“When my appeal got denied and I went public, that was when she really shocked me with how horrible she is,” Ferber said.
Ferber also said Hanson does not aptly respond to either sexual assault or race-related incidents on campus.
“Gail Hanson just doesn’t care about students,” she said. “She cares about the brand, about the reputation of the school.”
Those in Hanson’s closest circles see her responses to these issues differently. She works hard to gather all the facts and is “extremely measured in the decisions she makes,” Aw said.
Torriente and Snead echoed her sentiment, and both said changes in University policy often take longer than some students would like.
“Her legacy will be one of trailblazing really difficult leadership during really controversial, contentious times on our campus for 20 years,” Snead said.

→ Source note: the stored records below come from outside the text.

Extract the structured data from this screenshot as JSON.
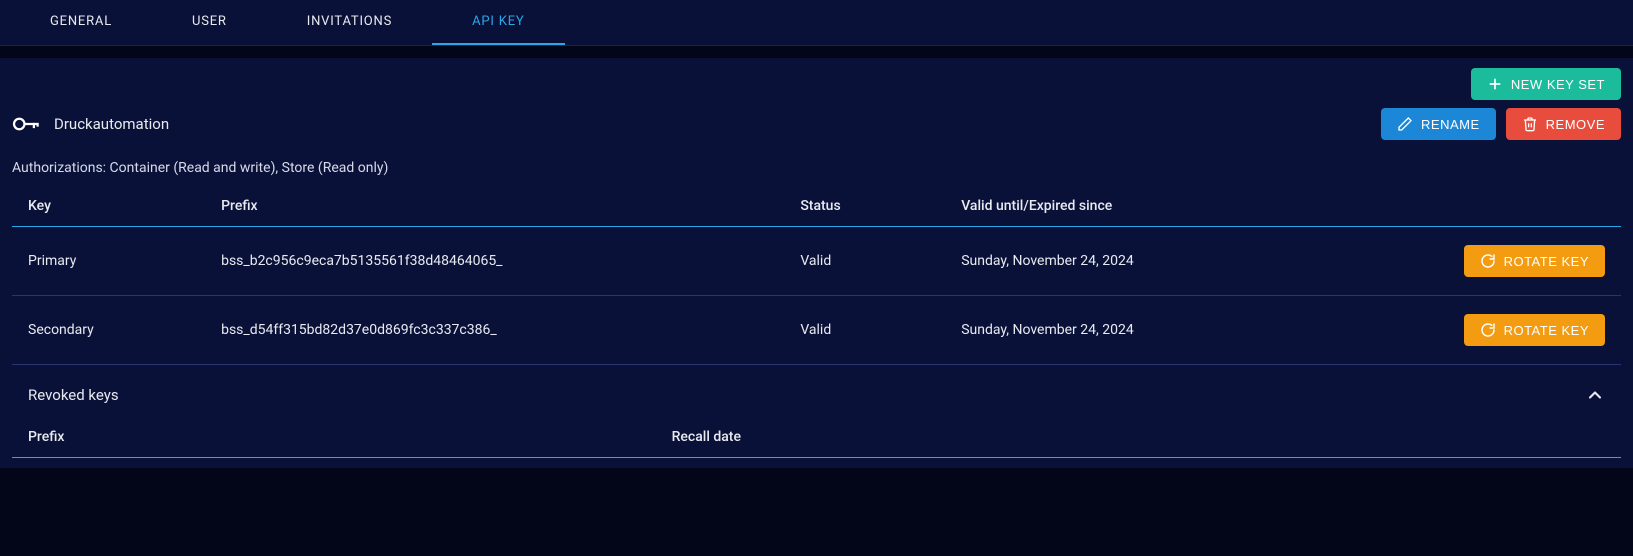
{
  "tabs": {
    "general": "GENERAL",
    "user": "USER",
    "invitations": "INVITATIONS",
    "api_key": "API KEY"
  },
  "toolbar": {
    "new_key_set": "NEW KEY SET"
  },
  "keyset": {
    "title": "Druckautomation",
    "rename": "RENAME",
    "remove": "REMOVE"
  },
  "authorizations": "Authorizations: Container (Read and write), Store (Read only)",
  "table": {
    "headers": {
      "key": "Key",
      "prefix": "Prefix",
      "status": "Status",
      "valid": "Valid until/Expired since"
    },
    "rows": [
      {
        "key": "Primary",
        "prefix": "bss_b2c956c9eca7b5135561f38d48464065_",
        "status": "Valid",
        "valid": "Sunday, November 24, 2024"
      },
      {
        "key": "Secondary",
        "prefix": "bss_d54ff315bd82d37e0d869fc3c337c386_",
        "status": "Valid",
        "valid": "Sunday, November 24, 2024"
      }
    ],
    "rotate_label": "ROTATE KEY"
  },
  "revoked": {
    "title": "Revoked keys",
    "headers": {
      "prefix": "Prefix",
      "recall_date": "Recall date"
    }
  }
}
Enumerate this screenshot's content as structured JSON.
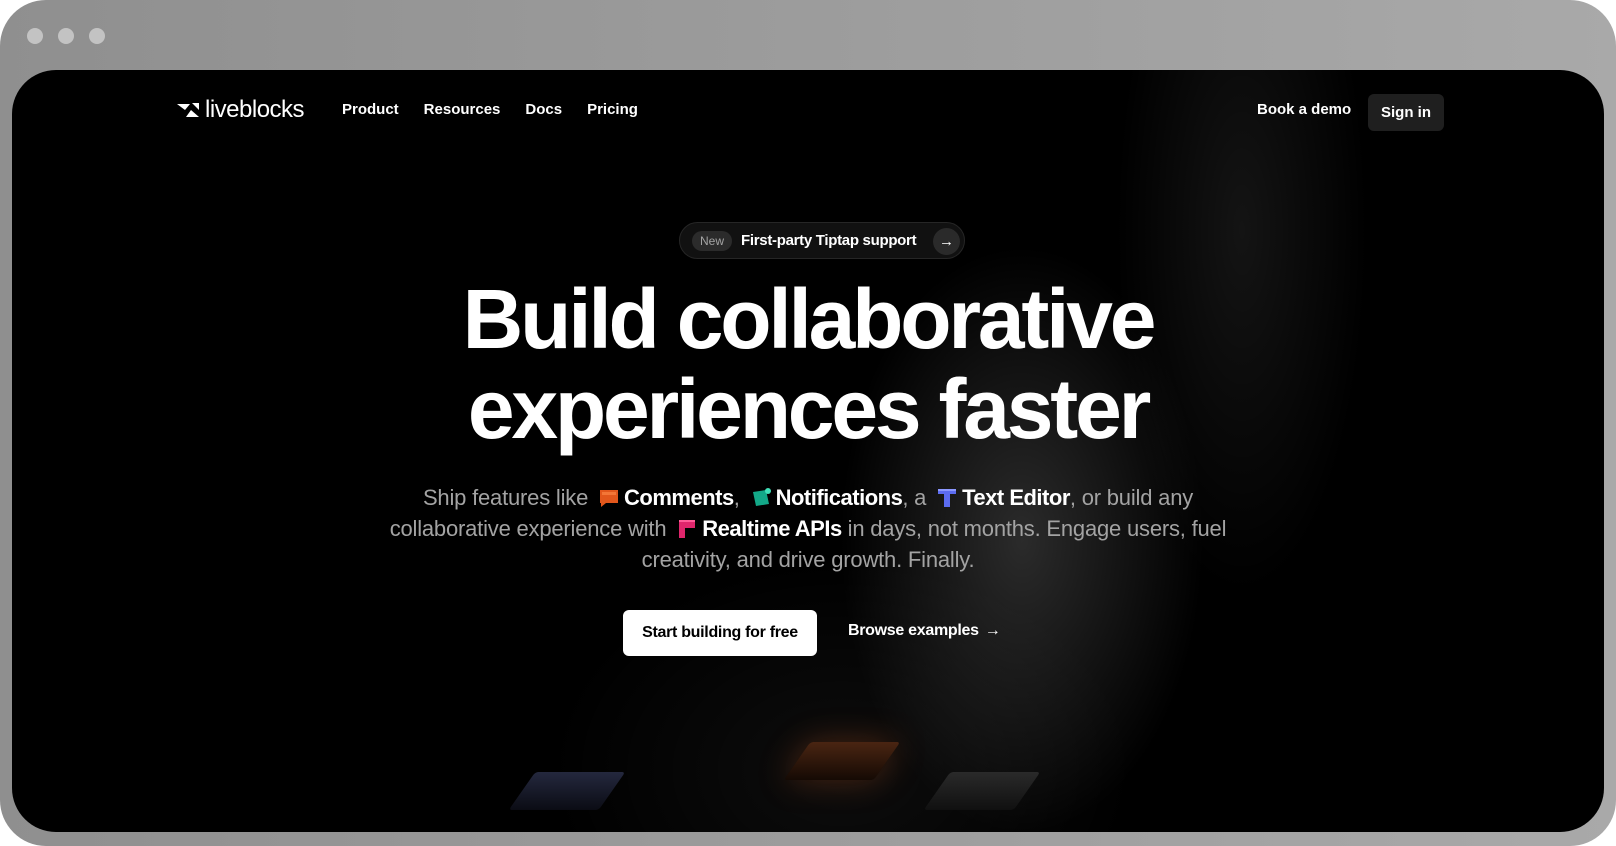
{
  "brand": {
    "name": "liveblocks"
  },
  "nav": {
    "links": [
      "Product",
      "Resources",
      "Docs",
      "Pricing"
    ],
    "book_demo": "Book a demo",
    "sign_in": "Sign in"
  },
  "announcement": {
    "badge": "New",
    "text": "First-party Tiptap support",
    "arrow": "→"
  },
  "hero": {
    "line1": "Build collaborative",
    "line2": "experiences faster"
  },
  "subtitle": {
    "p1": "Ship features like",
    "comments": "Comments",
    "p2": ",",
    "notifications": "Notifications",
    "p3": ", a",
    "text_editor": "Text Editor",
    "p4": ", or build any collaborative experience with",
    "realtime": "Realtime APIs",
    "p5": " in days, not months. Engage users, fuel creativity, and drive growth. Finally."
  },
  "cta": {
    "primary": "Start building for free",
    "secondary": "Browse examples",
    "secondary_arrow": "→"
  },
  "colors": {
    "comments_icon": "#e2571c",
    "notifications_icon": "#13a888",
    "text_editor_icon": "#5c6cf0",
    "realtime_icon": "#e0266c"
  }
}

Attempting to please the entire campus is a perennial challenge that is always prone to failure, Hanson said.
“Campus life is always challenging,” she said. “There are always tough years, there are always tough issues, there are always people who think you can do more and do better. And our challenge is always to listen, to make of that what we can, and to turn it into progress one way or another.”
“This is a place you can really love”
As Hanson heads into retirement, she said she is looking forward to having time to breathe and getting some space from her demanding role.
“I have loved my work for all the time I have done it,” she said. “I think one of the great gifts in a life is to find something you think matters and get a chance to do it, and do it reasonably well, for a very long period of time.”
She’s not sure what she’ll do next, but knows it will involve activism of some sort.
“As our national situation evolves, I can see a whole lot that I want to be throwing myself into,” she said. “As long as I’ve got some energy, I’m going to try to do something that matters.”
Of all that Aw has learned from Hanson in their two decades of working together, she said she will most remember the attitude Hanson brought to their critical roles.
“She has an incredible sense of humor and [she’s] also someone who has tremendous compassion for people,” Aw said. “I think for the nature of the work that we do, having a sense of humor is important. It reminds me that the nature of our work is really important, but we should not take ourselves so seriously.”
Aw said she will miss Hanson’s “calm demeanor” in challenging times and hopes her successor will “take stock of what has really worked well in this organization” and to build onward from there.
Hanson also offered a piece of advice to the school’s next Vice President of Campus Life.
“This is a place you can really love. And do love it. Because if you love it, you will do good work,” she said. “You love it, you listen, you get up everyday and go hard. You do all that, you’ll be fine.”
Deanna Mudry contributed to this report.